Whilst reading this, contemplate how someone in Saxon England would never have been described as being unable to read, for 'read' had a quite different meaning.
Rabbit, that long-eared lagomorph that isn't a hare, is a comparatively recent term for all rabbits. As recently as the eighteenth century it referred to the young only, the adults were known as 'coneys' (pronounced to rhyme with 'money').
Race was not always a reference to a contest of speed, for in the thirteenth century it simply described any forward movement.
Raid is a synonym for 'attack' and particularly a military action. In the fifteenth century it referred specifically to an attack by mounted cavalry.
Random has undergone a very big change in meaning, for while we use it today to mean 'arbitrary, haphazard', in the fourteenth century it described 'great speed'.
Rank in the modern sense of 'foul, offensive' had two different uses in the twelfth century, either meaning 'proud' or 'fully grown'.
Ransack is to search untidily today, but its original meaning in the thirteenth century was simply 'to seek', with no suggestion of anything criminal.
Rascal or 'rogue' first came to English in the fourteenth century as a mass noun describing 'a rabble, encampment'.
Read is something you're doing right this minute, but in the days of Saxon England it meant 'think' or 'guess'.
Recipe is a Latin word meaning 'take' which is how it was first used in English when giving instructions or directions. This was used not only in the kitchens of fourteenth century England, but also in what passed for operating theatres.
Reduce or 'diminish' today but, in fourteenth century England, the original Latin meaning of 'to lead back' was still used.
Refund or 'repay' today, but in the fourteenth century it specifically meant 'pour back'.
Regular or 'steadily to a plan' today, but originally was only used in a religious sense as the opposite of 'secular'.
Relent is a synonym for 'forgive' or 'more often 'less strict' in the modern dictionary, but in the fourteenth century it was used to mean 'melt' or 'dissolve'.
Repertory is today only used for a theatre company, they typically have one company producing different plays. Very different se in the sixteenth century, when the word could be used to mean 'index, list, storehouse'.
Reprieve is something a prisoner will hope to hear, for it delays or relaxes punishment. Sixteenth century prisoners would have dreaded hearing they were reprieved, as it then referred to them being sent back to prison.
Restive, as in 'fidgety, restless', is another with the original meaning being quite the opposite, for in the sixteenth century it described someone who couldn't bring themselves to move.
Reverie is probably best described today as 'a daydream, wistful', but when it first came to England in the fourteenth century, was used to describe wild delight, raucous celebrations - something rather different from the modern idea.
Ribald is to be coarse or lewd. In the sixteenth century it was a noun, a retainer of a minor nobleman who was a general dogsbody.

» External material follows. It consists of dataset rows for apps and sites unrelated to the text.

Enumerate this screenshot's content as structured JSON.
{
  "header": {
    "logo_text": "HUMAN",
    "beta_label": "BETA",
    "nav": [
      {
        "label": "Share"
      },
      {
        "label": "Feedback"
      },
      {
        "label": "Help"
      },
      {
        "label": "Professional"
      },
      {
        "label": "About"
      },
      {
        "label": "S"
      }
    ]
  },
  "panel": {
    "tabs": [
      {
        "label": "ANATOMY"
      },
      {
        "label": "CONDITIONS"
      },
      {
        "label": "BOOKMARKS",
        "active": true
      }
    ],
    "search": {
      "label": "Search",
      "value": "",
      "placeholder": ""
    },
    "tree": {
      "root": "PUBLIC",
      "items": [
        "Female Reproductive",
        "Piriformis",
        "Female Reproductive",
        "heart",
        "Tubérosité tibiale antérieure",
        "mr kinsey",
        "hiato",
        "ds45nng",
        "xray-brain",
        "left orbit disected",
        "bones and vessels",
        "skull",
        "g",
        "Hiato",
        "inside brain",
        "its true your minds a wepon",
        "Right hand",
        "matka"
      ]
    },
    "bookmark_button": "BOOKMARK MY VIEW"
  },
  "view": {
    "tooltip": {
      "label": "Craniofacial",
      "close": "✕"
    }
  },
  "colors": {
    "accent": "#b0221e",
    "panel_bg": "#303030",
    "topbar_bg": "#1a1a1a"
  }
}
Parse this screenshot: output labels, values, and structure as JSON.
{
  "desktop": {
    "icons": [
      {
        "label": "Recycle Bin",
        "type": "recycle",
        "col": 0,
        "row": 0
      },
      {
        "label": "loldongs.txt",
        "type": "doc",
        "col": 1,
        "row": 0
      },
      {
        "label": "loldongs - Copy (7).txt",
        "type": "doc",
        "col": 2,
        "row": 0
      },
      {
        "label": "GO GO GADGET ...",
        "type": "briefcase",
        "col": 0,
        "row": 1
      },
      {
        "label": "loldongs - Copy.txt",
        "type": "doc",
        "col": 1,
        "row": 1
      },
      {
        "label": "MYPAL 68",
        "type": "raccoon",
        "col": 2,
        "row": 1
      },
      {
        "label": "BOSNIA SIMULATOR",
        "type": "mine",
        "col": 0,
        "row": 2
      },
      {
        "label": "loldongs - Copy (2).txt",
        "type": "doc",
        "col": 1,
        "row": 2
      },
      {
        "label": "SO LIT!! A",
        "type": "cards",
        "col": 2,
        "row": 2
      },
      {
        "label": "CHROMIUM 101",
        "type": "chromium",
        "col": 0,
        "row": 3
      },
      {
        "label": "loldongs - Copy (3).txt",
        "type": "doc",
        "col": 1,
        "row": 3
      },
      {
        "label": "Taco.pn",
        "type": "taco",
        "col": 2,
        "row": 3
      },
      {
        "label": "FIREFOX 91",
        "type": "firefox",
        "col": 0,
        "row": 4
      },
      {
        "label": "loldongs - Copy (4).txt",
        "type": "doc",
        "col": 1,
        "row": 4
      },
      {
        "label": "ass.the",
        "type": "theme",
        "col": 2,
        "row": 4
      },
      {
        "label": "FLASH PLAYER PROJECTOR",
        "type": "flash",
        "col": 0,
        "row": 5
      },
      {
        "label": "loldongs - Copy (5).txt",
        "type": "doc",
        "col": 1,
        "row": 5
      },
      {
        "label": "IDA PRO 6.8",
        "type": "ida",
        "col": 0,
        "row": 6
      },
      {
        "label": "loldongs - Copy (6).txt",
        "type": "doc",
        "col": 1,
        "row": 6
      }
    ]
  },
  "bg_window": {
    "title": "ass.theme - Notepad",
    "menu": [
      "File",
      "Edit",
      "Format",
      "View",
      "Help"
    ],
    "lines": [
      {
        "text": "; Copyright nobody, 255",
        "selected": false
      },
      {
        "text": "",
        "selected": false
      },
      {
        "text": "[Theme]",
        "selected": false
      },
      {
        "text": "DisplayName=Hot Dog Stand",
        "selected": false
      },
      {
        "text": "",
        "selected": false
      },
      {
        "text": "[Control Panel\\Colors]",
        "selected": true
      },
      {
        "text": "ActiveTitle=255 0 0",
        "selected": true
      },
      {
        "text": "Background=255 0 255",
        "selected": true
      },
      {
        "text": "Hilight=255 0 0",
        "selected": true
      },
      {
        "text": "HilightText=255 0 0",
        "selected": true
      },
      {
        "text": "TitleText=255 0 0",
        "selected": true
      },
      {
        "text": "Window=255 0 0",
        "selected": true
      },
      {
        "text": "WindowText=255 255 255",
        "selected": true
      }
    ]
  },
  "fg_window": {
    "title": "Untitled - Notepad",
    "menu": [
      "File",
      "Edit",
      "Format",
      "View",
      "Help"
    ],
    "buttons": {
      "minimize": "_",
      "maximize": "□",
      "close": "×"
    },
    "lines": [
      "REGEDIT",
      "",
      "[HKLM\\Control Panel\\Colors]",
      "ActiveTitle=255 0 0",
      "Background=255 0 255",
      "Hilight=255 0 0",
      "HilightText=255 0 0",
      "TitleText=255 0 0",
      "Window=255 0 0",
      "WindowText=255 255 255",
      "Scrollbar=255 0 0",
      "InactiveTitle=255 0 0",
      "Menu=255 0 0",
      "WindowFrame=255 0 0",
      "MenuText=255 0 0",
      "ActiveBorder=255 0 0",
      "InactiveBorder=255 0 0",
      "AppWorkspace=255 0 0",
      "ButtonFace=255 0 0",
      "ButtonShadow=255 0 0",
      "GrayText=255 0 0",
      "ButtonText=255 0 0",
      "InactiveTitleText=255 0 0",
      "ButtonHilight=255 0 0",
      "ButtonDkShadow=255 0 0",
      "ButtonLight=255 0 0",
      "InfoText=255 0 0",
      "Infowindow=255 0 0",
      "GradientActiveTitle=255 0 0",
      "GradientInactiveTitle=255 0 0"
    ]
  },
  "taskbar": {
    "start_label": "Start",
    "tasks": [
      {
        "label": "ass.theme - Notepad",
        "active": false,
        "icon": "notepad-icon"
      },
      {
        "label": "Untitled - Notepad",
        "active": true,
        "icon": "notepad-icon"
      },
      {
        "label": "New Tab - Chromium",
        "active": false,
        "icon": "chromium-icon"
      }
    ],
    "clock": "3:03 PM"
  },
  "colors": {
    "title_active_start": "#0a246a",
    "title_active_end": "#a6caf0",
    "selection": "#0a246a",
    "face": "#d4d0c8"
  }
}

Romance, when it first came to English, referred to a tale of adventure told in verse form.
Rota, or 'list of duties', is from the Latin word rota meaning 'wheel' and was used as such from 1659 when the name of a London club. Not until the nineteenth century was 'rota' used to mean the same as 'roster'.